[Problem to work on]:
Print all records exactly, pictures left out.

(Dataset records)
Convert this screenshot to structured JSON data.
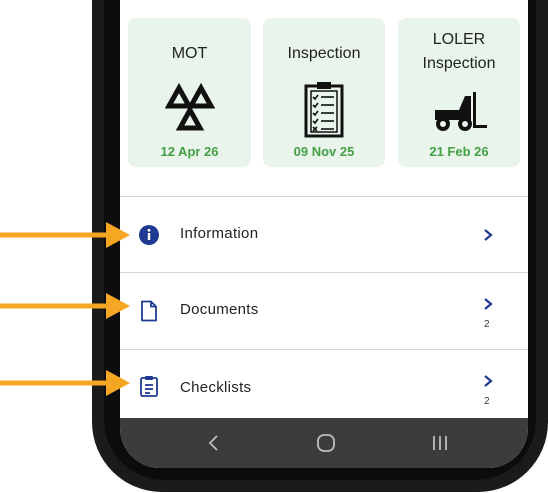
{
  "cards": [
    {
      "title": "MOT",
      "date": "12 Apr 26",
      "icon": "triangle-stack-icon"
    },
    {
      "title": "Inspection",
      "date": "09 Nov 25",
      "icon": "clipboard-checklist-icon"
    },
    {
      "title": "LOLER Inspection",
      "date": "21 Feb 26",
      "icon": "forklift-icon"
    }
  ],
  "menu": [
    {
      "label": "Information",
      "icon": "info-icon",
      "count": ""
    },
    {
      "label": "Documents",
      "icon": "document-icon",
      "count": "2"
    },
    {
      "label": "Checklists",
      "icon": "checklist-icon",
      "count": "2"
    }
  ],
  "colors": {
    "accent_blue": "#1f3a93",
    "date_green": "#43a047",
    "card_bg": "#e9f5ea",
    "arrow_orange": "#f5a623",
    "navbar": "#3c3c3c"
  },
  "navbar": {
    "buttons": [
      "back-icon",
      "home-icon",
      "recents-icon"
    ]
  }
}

[Answer to this exercise]:
Convert this screenshot to structured JSON data.
{
  "cards": [
    {
      "title": "MOT",
      "date": "12 Apr 26",
      "icon": "triangle-stack-icon"
    },
    {
      "title": "Inspection",
      "date": "09 Nov 25",
      "icon": "clipboard-checklist-icon"
    },
    {
      "title": "LOLER Inspection",
      "date": "21 Feb 26",
      "icon": "forklift-icon"
    }
  ],
  "menu": [
    {
      "label": "Information",
      "icon": "info-icon",
      "count": ""
    },
    {
      "label": "Documents",
      "icon": "document-icon",
      "count": "2"
    },
    {
      "label": "Checklists",
      "icon": "checklist-icon",
      "count": "2"
    }
  ],
  "colors": {
    "accent_blue": "#1f3a93",
    "date_green": "#43a047",
    "card_bg": "#e9f5ea",
    "arrow_orange": "#f5a623",
    "navbar": "#3c3c3c"
  },
  "navbar": {
    "buttons": [
      "back-icon",
      "home-icon",
      "recents-icon"
    ]
  }
}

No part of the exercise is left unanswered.